PROMPT: Copying each record below exactly is the whole task.

RECORDS TO USE:
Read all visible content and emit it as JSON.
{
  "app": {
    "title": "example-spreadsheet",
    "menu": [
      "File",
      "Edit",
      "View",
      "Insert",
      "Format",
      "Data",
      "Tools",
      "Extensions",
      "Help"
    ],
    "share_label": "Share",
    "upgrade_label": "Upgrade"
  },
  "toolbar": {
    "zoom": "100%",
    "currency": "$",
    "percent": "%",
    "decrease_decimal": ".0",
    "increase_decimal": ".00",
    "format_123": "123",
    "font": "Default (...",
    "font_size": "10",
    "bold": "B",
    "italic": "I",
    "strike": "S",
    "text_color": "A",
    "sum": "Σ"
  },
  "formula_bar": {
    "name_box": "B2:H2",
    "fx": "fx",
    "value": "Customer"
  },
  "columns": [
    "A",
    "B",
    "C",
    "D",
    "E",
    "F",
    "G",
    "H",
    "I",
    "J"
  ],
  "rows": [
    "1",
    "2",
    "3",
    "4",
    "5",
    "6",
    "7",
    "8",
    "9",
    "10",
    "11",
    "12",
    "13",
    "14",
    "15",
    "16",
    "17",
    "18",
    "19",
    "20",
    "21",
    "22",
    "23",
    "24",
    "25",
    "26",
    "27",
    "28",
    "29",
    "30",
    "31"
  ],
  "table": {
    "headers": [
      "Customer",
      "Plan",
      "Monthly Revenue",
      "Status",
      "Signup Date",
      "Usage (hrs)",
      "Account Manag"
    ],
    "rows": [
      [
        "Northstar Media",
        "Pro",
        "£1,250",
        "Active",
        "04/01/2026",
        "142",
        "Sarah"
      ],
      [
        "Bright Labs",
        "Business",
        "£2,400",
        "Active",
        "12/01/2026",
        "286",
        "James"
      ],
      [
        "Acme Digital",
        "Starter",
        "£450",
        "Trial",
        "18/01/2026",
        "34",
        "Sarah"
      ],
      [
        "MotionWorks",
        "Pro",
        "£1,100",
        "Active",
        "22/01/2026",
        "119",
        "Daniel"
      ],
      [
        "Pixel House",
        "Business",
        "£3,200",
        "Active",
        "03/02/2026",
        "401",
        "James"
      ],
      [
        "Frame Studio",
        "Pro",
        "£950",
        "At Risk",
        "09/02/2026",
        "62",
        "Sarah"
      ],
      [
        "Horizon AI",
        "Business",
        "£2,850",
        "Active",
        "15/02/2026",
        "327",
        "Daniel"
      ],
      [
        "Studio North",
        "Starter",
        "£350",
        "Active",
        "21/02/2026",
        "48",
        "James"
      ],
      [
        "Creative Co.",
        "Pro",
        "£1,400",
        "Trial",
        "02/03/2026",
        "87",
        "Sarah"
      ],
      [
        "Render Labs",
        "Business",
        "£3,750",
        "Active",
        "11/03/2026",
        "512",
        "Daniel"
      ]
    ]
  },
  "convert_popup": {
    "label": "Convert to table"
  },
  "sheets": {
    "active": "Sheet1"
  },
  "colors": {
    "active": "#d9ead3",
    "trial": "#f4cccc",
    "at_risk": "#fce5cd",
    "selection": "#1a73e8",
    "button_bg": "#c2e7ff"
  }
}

WRITTEN RESPONSE:
Read all visible content and emit it as JSON.
{
  "app": {
    "title": "example-spreadsheet",
    "menu": [
      "File",
      "Edit",
      "View",
      "Insert",
      "Format",
      "Data",
      "Tools",
      "Extensions",
      "Help"
    ],
    "share_label": "Share",
    "upgrade_label": "Upgrade"
  },
  "toolbar": {
    "zoom": "100%",
    "currency": "$",
    "percent": "%",
    "decrease_decimal": ".0",
    "increase_decimal": ".00",
    "format_123": "123",
    "font": "Default (...",
    "font_size": "10",
    "bold": "B",
    "italic": "I",
    "strike": "S",
    "text_color": "A",
    "sum": "Σ"
  },
  "formula_bar": {
    "name_box": "B2:H2",
    "fx": "fx",
    "value": "Customer"
  },
  "columns": [
    "A",
    "B",
    "C",
    "D",
    "E",
    "F",
    "G",
    "H",
    "I",
    "J"
  ],
  "rows": [
    "1",
    "2",
    "3",
    "4",
    "5",
    "6",
    "7",
    "8",
    "9",
    "10",
    "11",
    "12",
    "13",
    "14",
    "15",
    "16",
    "17",
    "18",
    "19",
    "20",
    "21",
    "22",
    "23",
    "24",
    "25",
    "26",
    "27",
    "28",
    "29",
    "30",
    "31"
  ],
  "table": {
    "headers": [
      "Customer",
      "Plan",
      "Monthly Revenue",
      "Status",
      "Signup Date",
      "Usage (hrs)",
      "Account Manag"
    ],
    "rows": [
      [
        "Northstar Media",
        "Pro",
        "£1,250",
        "Active",
        "04/01/2026",
        "142",
        "Sarah"
      ],
      [
        "Bright Labs",
        "Business",
        "£2,400",
        "Active",
        "12/01/2026",
        "286",
        "James"
      ],
      [
        "Acme Digital",
        "Starter",
        "£450",
        "Trial",
        "18/01/2026",
        "34",
        "Sarah"
      ],
      [
        "MotionWorks",
        "Pro",
        "£1,100",
        "Active",
        "22/01/2026",
        "119",
        "Daniel"
      ],
      [
        "Pixel House",
        "Business",
        "£3,200",
        "Active",
        "03/02/2026",
        "401",
        "James"
      ],
      [
        "Frame Studio",
        "Pro",
        "£950",
        "At Risk",
        "09/02/2026",
        "62",
        "Sarah"
      ],
      [
        "Horizon AI",
        "Business",
        "£2,850",
        "Active",
        "15/02/2026",
        "327",
        "Daniel"
      ],
      [
        "Studio North",
        "Starter",
        "£350",
        "Active",
        "21/02/2026",
        "48",
        "James"
      ],
      [
        "Creative Co.",
        "Pro",
        "£1,400",
        "Trial",
        "02/03/2026",
        "87",
        "Sarah"
      ],
      [
        "Render Labs",
        "Business",
        "£3,750",
        "Active",
        "11/03/2026",
        "512",
        "Daniel"
      ]
    ]
  },
  "convert_popup": {
    "label": "Convert to table"
  },
  "sheets": {
    "active": "Sheet1"
  },
  "colors": {
    "active": "#d9ead3",
    "trial": "#f4cccc",
    "at_risk": "#fce5cd",
    "selection": "#1a73e8",
    "button_bg": "#c2e7ff"
  }
}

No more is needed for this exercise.